[Data to use Boundary: Start]

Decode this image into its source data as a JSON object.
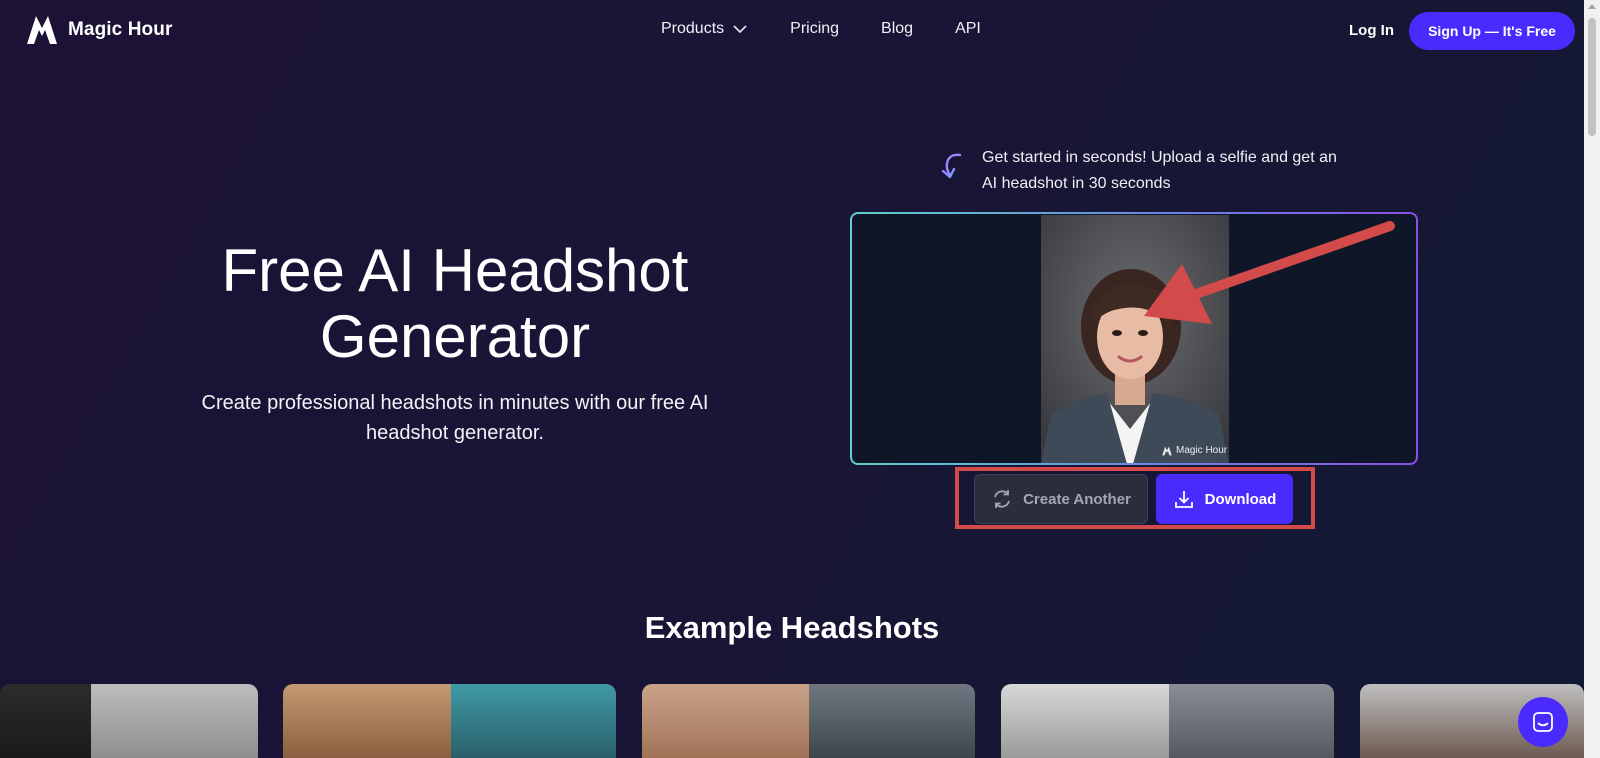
{
  "header": {
    "brand": "Magic Hour",
    "nav": [
      {
        "label": "Products",
        "has_dropdown": true
      },
      {
        "label": "Pricing"
      },
      {
        "label": "Blog"
      },
      {
        "label": "API"
      }
    ],
    "login_label": "Log In",
    "signup_label": "Sign Up — It's Free"
  },
  "hero": {
    "title_line1": "Free AI Headshot",
    "title_line2": "Generator",
    "subtitle": "Create professional headshots in minutes with our free AI headshot generator."
  },
  "preview": {
    "caption": "Get started in seconds! Upload a selfie and get an AI headshot in 30 seconds",
    "watermark": "Magic Hour"
  },
  "actions": {
    "create_another_label": "Create Another",
    "download_label": "Download"
  },
  "examples": {
    "title": "Example Headshots"
  },
  "colors": {
    "accent": "#4a2bff",
    "annotation_red": "#d24a4a",
    "frame_teal": "#5fd1c9",
    "frame_purple": "#8b4fe6"
  },
  "icons": [
    "brand-logo-icon",
    "chevron-down-icon",
    "curved-arrow-icon",
    "refresh-icon",
    "download-icon",
    "chat-icon"
  ]
}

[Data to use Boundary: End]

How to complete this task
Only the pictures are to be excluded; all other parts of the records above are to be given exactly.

Written answer
Decode this image into its source data as a JSON object.
{
  "header": {
    "brand": "Magic Hour",
    "nav": [
      {
        "label": "Products",
        "has_dropdown": true
      },
      {
        "label": "Pricing"
      },
      {
        "label": "Blog"
      },
      {
        "label": "API"
      }
    ],
    "login_label": "Log In",
    "signup_label": "Sign Up — It's Free"
  },
  "hero": {
    "title_line1": "Free AI Headshot",
    "title_line2": "Generator",
    "subtitle": "Create professional headshots in minutes with our free AI headshot generator."
  },
  "preview": {
    "caption": "Get started in seconds! Upload a selfie and get an AI headshot in 30 seconds",
    "watermark": "Magic Hour"
  },
  "actions": {
    "create_another_label": "Create Another",
    "download_label": "Download"
  },
  "examples": {
    "title": "Example Headshots"
  },
  "colors": {
    "accent": "#4a2bff",
    "annotation_red": "#d24a4a",
    "frame_teal": "#5fd1c9",
    "frame_purple": "#8b4fe6"
  },
  "icons": [
    "brand-logo-icon",
    "chevron-down-icon",
    "curved-arrow-icon",
    "refresh-icon",
    "download-icon",
    "chat-icon"
  ]
}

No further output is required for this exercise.